• Exercise:
Output each entry exactly; skip nothing.

• Data records:
##############################
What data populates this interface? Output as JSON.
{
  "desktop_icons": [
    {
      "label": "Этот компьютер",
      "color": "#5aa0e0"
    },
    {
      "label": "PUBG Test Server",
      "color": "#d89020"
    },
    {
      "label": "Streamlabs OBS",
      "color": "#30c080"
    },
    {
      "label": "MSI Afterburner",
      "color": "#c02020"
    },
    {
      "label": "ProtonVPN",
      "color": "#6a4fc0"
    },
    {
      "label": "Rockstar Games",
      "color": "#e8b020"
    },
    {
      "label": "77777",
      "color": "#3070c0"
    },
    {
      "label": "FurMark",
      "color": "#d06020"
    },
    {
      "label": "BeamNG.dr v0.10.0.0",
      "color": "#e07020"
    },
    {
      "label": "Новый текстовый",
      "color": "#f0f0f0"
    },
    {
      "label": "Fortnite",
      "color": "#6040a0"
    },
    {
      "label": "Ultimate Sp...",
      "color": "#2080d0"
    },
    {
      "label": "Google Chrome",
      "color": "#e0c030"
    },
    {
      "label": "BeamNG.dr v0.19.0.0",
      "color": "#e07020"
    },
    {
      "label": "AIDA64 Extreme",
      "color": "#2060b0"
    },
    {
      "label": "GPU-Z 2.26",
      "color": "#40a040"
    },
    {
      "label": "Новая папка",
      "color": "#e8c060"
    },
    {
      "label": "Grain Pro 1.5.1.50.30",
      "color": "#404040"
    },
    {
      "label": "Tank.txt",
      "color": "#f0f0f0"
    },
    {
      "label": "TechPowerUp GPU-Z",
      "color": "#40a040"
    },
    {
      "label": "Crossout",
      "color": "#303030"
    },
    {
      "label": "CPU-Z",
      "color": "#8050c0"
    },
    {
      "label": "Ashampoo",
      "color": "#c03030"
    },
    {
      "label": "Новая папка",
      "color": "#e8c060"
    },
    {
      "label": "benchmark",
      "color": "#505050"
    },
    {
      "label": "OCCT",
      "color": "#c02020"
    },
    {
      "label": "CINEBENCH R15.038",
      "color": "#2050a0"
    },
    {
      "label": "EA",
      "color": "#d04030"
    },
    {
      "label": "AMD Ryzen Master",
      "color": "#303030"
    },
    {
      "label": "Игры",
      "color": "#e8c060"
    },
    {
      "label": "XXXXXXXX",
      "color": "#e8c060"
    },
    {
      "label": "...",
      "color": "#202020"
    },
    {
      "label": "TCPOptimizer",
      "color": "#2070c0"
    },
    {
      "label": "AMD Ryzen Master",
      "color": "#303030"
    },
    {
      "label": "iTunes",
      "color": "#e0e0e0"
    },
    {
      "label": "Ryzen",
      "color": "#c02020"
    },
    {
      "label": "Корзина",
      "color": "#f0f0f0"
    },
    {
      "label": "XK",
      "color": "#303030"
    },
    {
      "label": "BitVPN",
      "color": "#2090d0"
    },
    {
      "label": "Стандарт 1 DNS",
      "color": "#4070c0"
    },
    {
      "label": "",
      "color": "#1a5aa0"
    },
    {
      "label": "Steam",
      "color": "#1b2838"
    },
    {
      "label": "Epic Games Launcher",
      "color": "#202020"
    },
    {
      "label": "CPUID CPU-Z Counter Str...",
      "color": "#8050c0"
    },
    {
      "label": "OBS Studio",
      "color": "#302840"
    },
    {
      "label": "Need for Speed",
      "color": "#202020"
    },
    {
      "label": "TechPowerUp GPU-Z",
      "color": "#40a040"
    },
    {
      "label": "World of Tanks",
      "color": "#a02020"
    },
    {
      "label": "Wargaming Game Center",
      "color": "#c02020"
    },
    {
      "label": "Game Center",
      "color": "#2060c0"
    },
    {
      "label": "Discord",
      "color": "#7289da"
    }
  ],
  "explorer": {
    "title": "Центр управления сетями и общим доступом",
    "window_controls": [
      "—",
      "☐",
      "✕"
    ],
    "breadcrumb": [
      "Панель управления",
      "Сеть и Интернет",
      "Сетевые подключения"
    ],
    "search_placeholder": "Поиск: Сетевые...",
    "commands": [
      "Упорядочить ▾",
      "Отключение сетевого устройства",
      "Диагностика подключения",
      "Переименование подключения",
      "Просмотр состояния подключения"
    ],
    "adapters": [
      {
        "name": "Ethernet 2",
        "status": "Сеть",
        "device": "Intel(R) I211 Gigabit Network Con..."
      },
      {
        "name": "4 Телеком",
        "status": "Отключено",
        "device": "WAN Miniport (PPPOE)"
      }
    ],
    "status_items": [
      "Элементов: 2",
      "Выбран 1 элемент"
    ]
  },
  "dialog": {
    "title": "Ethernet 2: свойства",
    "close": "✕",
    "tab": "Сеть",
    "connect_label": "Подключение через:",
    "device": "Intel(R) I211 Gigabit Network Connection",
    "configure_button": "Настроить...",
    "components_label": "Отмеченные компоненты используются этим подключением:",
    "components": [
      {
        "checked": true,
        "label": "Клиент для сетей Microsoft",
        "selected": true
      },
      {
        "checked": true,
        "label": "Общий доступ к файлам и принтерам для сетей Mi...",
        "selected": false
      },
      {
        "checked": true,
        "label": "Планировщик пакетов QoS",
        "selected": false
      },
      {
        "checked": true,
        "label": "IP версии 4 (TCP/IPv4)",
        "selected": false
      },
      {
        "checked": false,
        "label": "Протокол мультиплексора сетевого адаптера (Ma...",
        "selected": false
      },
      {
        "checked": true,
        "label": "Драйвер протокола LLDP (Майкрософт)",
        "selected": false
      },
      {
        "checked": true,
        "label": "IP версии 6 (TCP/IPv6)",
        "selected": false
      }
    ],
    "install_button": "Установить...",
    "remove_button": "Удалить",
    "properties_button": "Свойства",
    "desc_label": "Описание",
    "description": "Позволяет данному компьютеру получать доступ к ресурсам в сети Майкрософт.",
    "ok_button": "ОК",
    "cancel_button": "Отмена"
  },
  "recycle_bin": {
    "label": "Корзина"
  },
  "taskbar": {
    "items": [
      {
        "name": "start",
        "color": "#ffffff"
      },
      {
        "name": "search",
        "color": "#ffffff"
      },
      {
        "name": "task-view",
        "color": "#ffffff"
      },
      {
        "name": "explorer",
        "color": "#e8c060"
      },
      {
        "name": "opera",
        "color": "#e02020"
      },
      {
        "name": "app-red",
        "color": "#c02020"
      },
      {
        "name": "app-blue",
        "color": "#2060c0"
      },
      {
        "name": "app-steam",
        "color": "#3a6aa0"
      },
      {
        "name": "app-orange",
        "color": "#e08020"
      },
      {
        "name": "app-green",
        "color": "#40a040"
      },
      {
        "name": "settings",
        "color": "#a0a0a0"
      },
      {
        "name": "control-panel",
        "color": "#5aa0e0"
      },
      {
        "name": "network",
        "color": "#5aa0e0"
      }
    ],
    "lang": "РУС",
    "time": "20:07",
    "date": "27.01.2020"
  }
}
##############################
• Expected answer:
What data populates this interface? Output as JSON.
{
  "desktop_icons": [
    {
      "label": "Этот компьютер",
      "color": "#5aa0e0"
    },
    {
      "label": "PUBG Test Server",
      "color": "#d89020"
    },
    {
      "label": "Streamlabs OBS",
      "color": "#30c080"
    },
    {
      "label": "MSI Afterburner",
      "color": "#c02020"
    },
    {
      "label": "ProtonVPN",
      "color": "#6a4fc0"
    },
    {
      "label": "Rockstar Games",
      "color": "#e8b020"
    },
    {
      "label": "77777",
      "color": "#3070c0"
    },
    {
      "label": "FurMark",
      "color": "#d06020"
    },
    {
      "label": "BeamNG.dr v0.10.0.0",
      "color": "#e07020"
    },
    {
      "label": "Новый текстовый",
      "color": "#f0f0f0"
    },
    {
      "label": "Fortnite",
      "color": "#6040a0"
    },
    {
      "label": "Ultimate Sp...",
      "color": "#2080d0"
    },
    {
      "label": "Google Chrome",
      "color": "#e0c030"
    },
    {
      "label": "BeamNG.dr v0.19.0.0",
      "color": "#e07020"
    },
    {
      "label": "AIDA64 Extreme",
      "color": "#2060b0"
    },
    {
      "label": "GPU-Z 2.26",
      "color": "#40a040"
    },
    {
      "label": "Новая папка",
      "color": "#e8c060"
    },
    {
      "label": "Grain Pro 1.5.1.50.30",
      "color": "#404040"
    },
    {
      "label": "Tank.txt",
      "color": "#f0f0f0"
    },
    {
      "label": "TechPowerUp GPU-Z",
      "color": "#40a040"
    },
    {
      "label": "Crossout",
      "color": "#303030"
    },
    {
      "label": "CPU-Z",
      "color": "#8050c0"
    },
    {
      "label": "Ashampoo",
      "color": "#c03030"
    },
    {
      "label": "Новая папка",
      "color": "#e8c060"
    },
    {
      "label": "benchmark",
      "color": "#505050"
    },
    {
      "label": "OCCT",
      "color": "#c02020"
    },
    {
      "label": "CINEBENCH R15.038",
      "color": "#2050a0"
    },
    {
      "label": "EA",
      "color": "#d04030"
    },
    {
      "label": "AMD Ryzen Master",
      "color": "#303030"
    },
    {
      "label": "Игры",
      "color": "#e8c060"
    },
    {
      "label": "XXXXXXXX",
      "color": "#e8c060"
    },
    {
      "label": "...",
      "color": "#202020"
    },
    {
      "label": "TCPOptimizer",
      "color": "#2070c0"
    },
    {
      "label": "AMD Ryzen Master",
      "color": "#303030"
    },
    {
      "label": "iTunes",
      "color": "#e0e0e0"
    },
    {
      "label": "Ryzen",
      "color": "#c02020"
    },
    {
      "label": "Корзина",
      "color": "#f0f0f0"
    },
    {
      "label": "XK",
      "color": "#303030"
    },
    {
      "label": "BitVPN",
      "color": "#2090d0"
    },
    {
      "label": "Стандарт 1 DNS",
      "color": "#4070c0"
    },
    {
      "label": "",
      "color": "#1a5aa0"
    },
    {
      "label": "Steam",
      "color": "#1b2838"
    },
    {
      "label": "Epic Games Launcher",
      "color": "#202020"
    },
    {
      "label": "CPUID CPU-Z Counter Str...",
      "color": "#8050c0"
    },
    {
      "label": "OBS Studio",
      "color": "#302840"
    },
    {
      "label": "Need for Speed",
      "color": "#202020"
    },
    {
      "label": "TechPowerUp GPU-Z",
      "color": "#40a040"
    },
    {
      "label": "World of Tanks",
      "color": "#a02020"
    },
    {
      "label": "Wargaming Game Center",
      "color": "#c02020"
    },
    {
      "label": "Game Center",
      "color": "#2060c0"
    },
    {
      "label": "Discord",
      "color": "#7289da"
    }
  ],
  "explorer": {
    "title": "Центр управления сетями и общим доступом",
    "window_controls": [
      "—",
      "☐",
      "✕"
    ],
    "breadcrumb": [
      "Панель управления",
      "Сеть и Интернет",
      "Сетевые подключения"
    ],
    "search_placeholder": "Поиск: Сетевые...",
    "commands": [
      "Упорядочить ▾",
      "Отключение сетевого устройства",
      "Диагностика подключения",
      "Переименование подключения",
      "Просмотр состояния подключения"
    ],
    "adapters": [
      {
        "name": "Ethernet 2",
        "status": "Сеть",
        "device": "Intel(R) I211 Gigabit Network Con..."
      },
      {
        "name": "4 Телеком",
        "status": "Отключено",
        "device": "WAN Miniport (PPPOE)"
      }
    ],
    "status_items": [
      "Элементов: 2",
      "Выбран 1 элемент"
    ]
  },
  "dialog": {
    "title": "Ethernet 2: свойства",
    "close": "✕",
    "tab": "Сеть",
    "connect_label": "Подключение через:",
    "device": "Intel(R) I211 Gigabit Network Connection",
    "configure_button": "Настроить...",
    "components_label": "Отмеченные компоненты используются этим подключением:",
    "components": [
      {
        "checked": true,
        "label": "Клиент для сетей Microsoft",
        "selected": true
      },
      {
        "checked": true,
        "label": "Общий доступ к файлам и принтерам для сетей Mi...",
        "selected": false
      },
      {
        "checked": true,
        "label": "Планировщик пакетов QoS",
        "selected": false
      },
      {
        "checked": true,
        "label": "IP версии 4 (TCP/IPv4)",
        "selected": false
      },
      {
        "checked": false,
        "label": "Протокол мультиплексора сетевого адаптера (Ma...",
        "selected": false
      },
      {
        "checked": true,
        "label": "Драйвер протокола LLDP (Майкрософт)",
        "selected": false
      },
      {
        "checked": true,
        "label": "IP версии 6 (TCP/IPv6)",
        "selected": false
      }
    ],
    "install_button": "Установить...",
    "remove_button": "Удалить",
    "properties_button": "Свойства",
    "desc_label": "Описание",
    "description": "Позволяет данному компьютеру получать доступ к ресурсам в сети Майкрософт.",
    "ok_button": "ОК",
    "cancel_button": "Отмена"
  },
  "recycle_bin": {
    "label": "Корзина"
  },
  "taskbar": {
    "items": [
      {
        "name": "start",
        "color": "#ffffff"
      },
      {
        "name": "search",
        "color": "#ffffff"
      },
      {
        "name": "task-view",
        "color": "#ffffff"
      },
      {
        "name": "explorer",
        "color": "#e8c060"
      },
      {
        "name": "opera",
        "color": "#e02020"
      },
      {
        "name": "app-red",
        "color": "#c02020"
      },
      {
        "name": "app-blue",
        "color": "#2060c0"
      },
      {
        "name": "app-steam",
        "color": "#3a6aa0"
      },
      {
        "name": "app-orange",
        "color": "#e08020"
      },
      {
        "name": "app-green",
        "color": "#40a040"
      },
      {
        "name": "settings",
        "color": "#a0a0a0"
      },
      {
        "name": "control-panel",
        "color": "#5aa0e0"
      },
      {
        "name": "network",
        "color": "#5aa0e0"
      }
    ],
    "lang": "РУС",
    "time": "20:07",
    "date": "27.01.2020"
  }
}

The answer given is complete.